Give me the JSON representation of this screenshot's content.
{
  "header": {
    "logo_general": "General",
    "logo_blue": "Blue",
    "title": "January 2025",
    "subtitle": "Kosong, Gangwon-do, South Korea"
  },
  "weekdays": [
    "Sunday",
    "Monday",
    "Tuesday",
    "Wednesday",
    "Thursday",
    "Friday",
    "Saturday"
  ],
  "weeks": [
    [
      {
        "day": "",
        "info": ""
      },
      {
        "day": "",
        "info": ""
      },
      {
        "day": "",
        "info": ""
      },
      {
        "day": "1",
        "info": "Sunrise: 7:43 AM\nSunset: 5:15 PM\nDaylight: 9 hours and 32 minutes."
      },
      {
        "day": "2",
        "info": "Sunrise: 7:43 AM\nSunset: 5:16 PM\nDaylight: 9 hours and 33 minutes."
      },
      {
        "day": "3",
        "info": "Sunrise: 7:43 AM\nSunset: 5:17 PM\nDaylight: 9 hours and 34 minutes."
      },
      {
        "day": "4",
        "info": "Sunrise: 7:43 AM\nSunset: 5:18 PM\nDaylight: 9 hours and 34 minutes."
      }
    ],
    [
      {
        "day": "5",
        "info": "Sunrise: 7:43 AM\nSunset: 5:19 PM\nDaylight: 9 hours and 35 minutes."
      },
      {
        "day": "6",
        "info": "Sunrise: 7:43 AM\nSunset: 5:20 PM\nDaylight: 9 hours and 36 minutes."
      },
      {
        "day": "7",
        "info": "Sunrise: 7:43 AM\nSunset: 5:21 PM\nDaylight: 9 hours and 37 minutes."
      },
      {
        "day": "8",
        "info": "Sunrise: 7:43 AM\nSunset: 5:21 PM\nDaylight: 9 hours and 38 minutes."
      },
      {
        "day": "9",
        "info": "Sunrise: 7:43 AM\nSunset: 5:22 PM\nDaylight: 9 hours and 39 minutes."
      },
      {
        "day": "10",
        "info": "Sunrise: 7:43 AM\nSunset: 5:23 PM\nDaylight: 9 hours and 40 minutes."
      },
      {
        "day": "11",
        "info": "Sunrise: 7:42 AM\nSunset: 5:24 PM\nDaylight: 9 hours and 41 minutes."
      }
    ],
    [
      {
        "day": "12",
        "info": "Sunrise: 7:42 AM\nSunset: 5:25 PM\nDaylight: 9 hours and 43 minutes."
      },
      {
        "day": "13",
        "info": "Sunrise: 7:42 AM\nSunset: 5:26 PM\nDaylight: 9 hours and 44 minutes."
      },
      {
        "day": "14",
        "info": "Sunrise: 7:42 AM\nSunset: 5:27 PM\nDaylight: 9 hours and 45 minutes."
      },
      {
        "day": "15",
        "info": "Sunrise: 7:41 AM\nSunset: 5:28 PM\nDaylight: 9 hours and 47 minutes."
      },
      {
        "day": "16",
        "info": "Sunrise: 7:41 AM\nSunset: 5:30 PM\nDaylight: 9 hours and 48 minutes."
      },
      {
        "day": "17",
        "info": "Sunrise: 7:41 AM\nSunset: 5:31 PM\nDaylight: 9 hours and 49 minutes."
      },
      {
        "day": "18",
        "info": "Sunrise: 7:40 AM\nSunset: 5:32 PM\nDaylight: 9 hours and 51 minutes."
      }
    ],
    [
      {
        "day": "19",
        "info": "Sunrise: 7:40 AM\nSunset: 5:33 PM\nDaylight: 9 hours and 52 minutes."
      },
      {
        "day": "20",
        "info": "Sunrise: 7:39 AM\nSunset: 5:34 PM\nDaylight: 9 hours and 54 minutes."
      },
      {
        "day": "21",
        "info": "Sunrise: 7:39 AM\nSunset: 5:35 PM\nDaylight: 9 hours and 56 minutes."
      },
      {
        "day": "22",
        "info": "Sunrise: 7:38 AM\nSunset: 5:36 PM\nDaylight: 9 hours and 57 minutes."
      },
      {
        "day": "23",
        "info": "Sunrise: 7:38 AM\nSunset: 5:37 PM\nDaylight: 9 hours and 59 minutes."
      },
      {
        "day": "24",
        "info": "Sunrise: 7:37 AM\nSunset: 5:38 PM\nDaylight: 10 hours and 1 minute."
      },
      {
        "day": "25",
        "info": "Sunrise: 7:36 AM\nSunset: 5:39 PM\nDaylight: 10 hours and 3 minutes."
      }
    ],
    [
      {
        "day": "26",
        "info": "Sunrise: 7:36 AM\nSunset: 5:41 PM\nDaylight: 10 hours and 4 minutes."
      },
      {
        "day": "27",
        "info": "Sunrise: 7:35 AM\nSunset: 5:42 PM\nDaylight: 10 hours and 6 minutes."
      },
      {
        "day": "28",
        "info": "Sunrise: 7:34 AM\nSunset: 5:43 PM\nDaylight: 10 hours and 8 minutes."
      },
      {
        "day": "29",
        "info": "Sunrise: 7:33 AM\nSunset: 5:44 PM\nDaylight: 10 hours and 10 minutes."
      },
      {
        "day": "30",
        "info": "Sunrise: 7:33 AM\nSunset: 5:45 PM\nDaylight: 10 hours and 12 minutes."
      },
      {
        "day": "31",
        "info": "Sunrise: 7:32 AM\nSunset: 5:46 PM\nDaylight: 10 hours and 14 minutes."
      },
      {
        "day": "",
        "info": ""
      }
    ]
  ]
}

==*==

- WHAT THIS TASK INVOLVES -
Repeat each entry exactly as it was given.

- TASK RESPONSE -
Give me the JSON representation of this screenshot's content.
{
  "header": {
    "logo_general": "General",
    "logo_blue": "Blue",
    "title": "January 2025",
    "subtitle": "Kosong, Gangwon-do, South Korea"
  },
  "weekdays": [
    "Sunday",
    "Monday",
    "Tuesday",
    "Wednesday",
    "Thursday",
    "Friday",
    "Saturday"
  ],
  "weeks": [
    [
      {
        "day": "",
        "info": ""
      },
      {
        "day": "",
        "info": ""
      },
      {
        "day": "",
        "info": ""
      },
      {
        "day": "1",
        "info": "Sunrise: 7:43 AM\nSunset: 5:15 PM\nDaylight: 9 hours and 32 minutes."
      },
      {
        "day": "2",
        "info": "Sunrise: 7:43 AM\nSunset: 5:16 PM\nDaylight: 9 hours and 33 minutes."
      },
      {
        "day": "3",
        "info": "Sunrise: 7:43 AM\nSunset: 5:17 PM\nDaylight: 9 hours and 34 minutes."
      },
      {
        "day": "4",
        "info": "Sunrise: 7:43 AM\nSunset: 5:18 PM\nDaylight: 9 hours and 34 minutes."
      }
    ],
    [
      {
        "day": "5",
        "info": "Sunrise: 7:43 AM\nSunset: 5:19 PM\nDaylight: 9 hours and 35 minutes."
      },
      {
        "day": "6",
        "info": "Sunrise: 7:43 AM\nSunset: 5:20 PM\nDaylight: 9 hours and 36 minutes."
      },
      {
        "day": "7",
        "info": "Sunrise: 7:43 AM\nSunset: 5:21 PM\nDaylight: 9 hours and 37 minutes."
      },
      {
        "day": "8",
        "info": "Sunrise: 7:43 AM\nSunset: 5:21 PM\nDaylight: 9 hours and 38 minutes."
      },
      {
        "day": "9",
        "info": "Sunrise: 7:43 AM\nSunset: 5:22 PM\nDaylight: 9 hours and 39 minutes."
      },
      {
        "day": "10",
        "info": "Sunrise: 7:43 AM\nSunset: 5:23 PM\nDaylight: 9 hours and 40 minutes."
      },
      {
        "day": "11",
        "info": "Sunrise: 7:42 AM\nSunset: 5:24 PM\nDaylight: 9 hours and 41 minutes."
      }
    ],
    [
      {
        "day": "12",
        "info": "Sunrise: 7:42 AM\nSunset: 5:25 PM\nDaylight: 9 hours and 43 minutes."
      },
      {
        "day": "13",
        "info": "Sunrise: 7:42 AM\nSunset: 5:26 PM\nDaylight: 9 hours and 44 minutes."
      },
      {
        "day": "14",
        "info": "Sunrise: 7:42 AM\nSunset: 5:27 PM\nDaylight: 9 hours and 45 minutes."
      },
      {
        "day": "15",
        "info": "Sunrise: 7:41 AM\nSunset: 5:28 PM\nDaylight: 9 hours and 47 minutes."
      },
      {
        "day": "16",
        "info": "Sunrise: 7:41 AM\nSunset: 5:30 PM\nDaylight: 9 hours and 48 minutes."
      },
      {
        "day": "17",
        "info": "Sunrise: 7:41 AM\nSunset: 5:31 PM\nDaylight: 9 hours and 49 minutes."
      },
      {
        "day": "18",
        "info": "Sunrise: 7:40 AM\nSunset: 5:32 PM\nDaylight: 9 hours and 51 minutes."
      }
    ],
    [
      {
        "day": "19",
        "info": "Sunrise: 7:40 AM\nSunset: 5:33 PM\nDaylight: 9 hours and 52 minutes."
      },
      {
        "day": "20",
        "info": "Sunrise: 7:39 AM\nSunset: 5:34 PM\nDaylight: 9 hours and 54 minutes."
      },
      {
        "day": "21",
        "info": "Sunrise: 7:39 AM\nSunset: 5:35 PM\nDaylight: 9 hours and 56 minutes."
      },
      {
        "day": "22",
        "info": "Sunrise: 7:38 AM\nSunset: 5:36 PM\nDaylight: 9 hours and 57 minutes."
      },
      {
        "day": "23",
        "info": "Sunrise: 7:38 AM\nSunset: 5:37 PM\nDaylight: 9 hours and 59 minutes."
      },
      {
        "day": "24",
        "info": "Sunrise: 7:37 AM\nSunset: 5:38 PM\nDaylight: 10 hours and 1 minute."
      },
      {
        "day": "25",
        "info": "Sunrise: 7:36 AM\nSunset: 5:39 PM\nDaylight: 10 hours and 3 minutes."
      }
    ],
    [
      {
        "day": "26",
        "info": "Sunrise: 7:36 AM\nSunset: 5:41 PM\nDaylight: 10 hours and 4 minutes."
      },
      {
        "day": "27",
        "info": "Sunrise: 7:35 AM\nSunset: 5:42 PM\nDaylight: 10 hours and 6 minutes."
      },
      {
        "day": "28",
        "info": "Sunrise: 7:34 AM\nSunset: 5:43 PM\nDaylight: 10 hours and 8 minutes."
      },
      {
        "day": "29",
        "info": "Sunrise: 7:33 AM\nSunset: 5:44 PM\nDaylight: 10 hours and 10 minutes."
      },
      {
        "day": "30",
        "info": "Sunrise: 7:33 AM\nSunset: 5:45 PM\nDaylight: 10 hours and 12 minutes."
      },
      {
        "day": "31",
        "info": "Sunrise: 7:32 AM\nSunset: 5:46 PM\nDaylight: 10 hours and 14 minutes."
      },
      {
        "day": "",
        "info": ""
      }
    ]
  ]
}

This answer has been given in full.